- [SUPPLIED RECORDS]:
---
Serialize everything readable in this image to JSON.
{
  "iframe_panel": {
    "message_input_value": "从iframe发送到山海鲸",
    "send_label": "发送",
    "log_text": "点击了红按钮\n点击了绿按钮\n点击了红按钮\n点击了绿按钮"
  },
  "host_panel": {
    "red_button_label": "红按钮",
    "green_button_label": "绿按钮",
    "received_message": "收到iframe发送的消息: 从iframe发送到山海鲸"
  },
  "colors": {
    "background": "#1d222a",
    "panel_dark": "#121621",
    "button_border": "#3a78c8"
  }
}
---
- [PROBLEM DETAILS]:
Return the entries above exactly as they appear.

- [RESPONSE TO THIS EXERCISE]:
Serialize everything readable in this image to JSON.
{
  "iframe_panel": {
    "message_input_value": "从iframe发送到山海鲸",
    "send_label": "发送",
    "log_text": "点击了红按钮\n点击了绿按钮\n点击了红按钮\n点击了绿按钮"
  },
  "host_panel": {
    "red_button_label": "红按钮",
    "green_button_label": "绿按钮",
    "received_message": "收到iframe发送的消息: 从iframe发送到山海鲸"
  },
  "colors": {
    "background": "#1d222a",
    "panel_dark": "#121621",
    "button_border": "#3a78c8"
  }
}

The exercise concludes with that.